■ **DATA UNDER STUDY**

────────────────

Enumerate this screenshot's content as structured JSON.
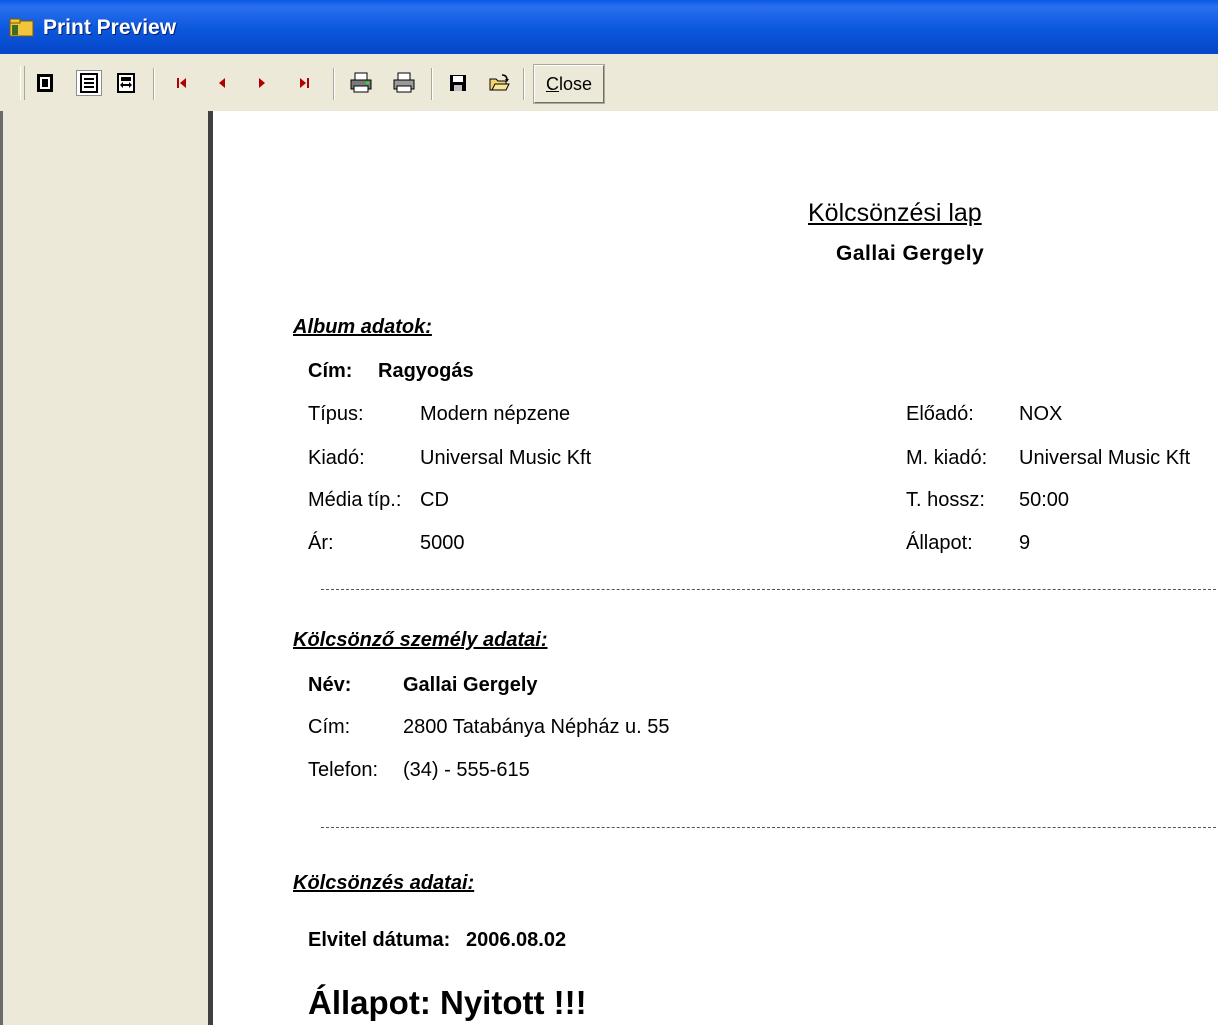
{
  "window": {
    "title": "Print Preview"
  },
  "toolbar": {
    "close_prefix": "C",
    "close_rest": "lose",
    "icons": [
      "one-page-icon",
      "page-width-icon",
      "zoom-fit-icon",
      "first-page-icon",
      "previous-page-icon",
      "next-page-icon",
      "last-page-icon",
      "print-setup-icon",
      "print-icon",
      "save-icon",
      "open-icon"
    ]
  },
  "report": {
    "title": "Kölcsönzési lap",
    "subtitle": "Gallai Gergely",
    "album": {
      "heading": "Album adatok:",
      "title_label": "Cím:",
      "title_value": "Ragyogás",
      "type_label": "Típus:",
      "type_value": "Modern népzene",
      "publisher_label": "Kiadó:",
      "publisher_value": "Universal Music Kft",
      "media_label": "Média típ.:",
      "media_value": "CD",
      "price_label": "Ár:",
      "price_value": "5000",
      "artist_label": "Előadó:",
      "artist_value": "NOX",
      "mpublisher_label": "M. kiadó:",
      "mpublisher_value": "Universal Music Kft",
      "length_label": "T. hossz:",
      "length_value": "50:00",
      "condition_label": "Állapot:",
      "condition_value": "9"
    },
    "person": {
      "heading": "Kölcsönző személy adatai:",
      "name_label": "Név:",
      "name_value": "Gallai Gergely",
      "address_label": "Cím:",
      "address_value": "2800 Tatabánya Népház u. 55",
      "phone_label": "Telefon:",
      "phone_value": "(34) - 555-615"
    },
    "rental": {
      "heading": "Kölcsönzés adatai:",
      "date_label": "Elvitel dátuma:",
      "date_value": "2006.08.02",
      "status_label": "Állapot:",
      "status_value": "Nyitott !!!"
    }
  }
}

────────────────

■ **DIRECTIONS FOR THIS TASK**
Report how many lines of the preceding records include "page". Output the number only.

■ **FINAL ANSWER**
6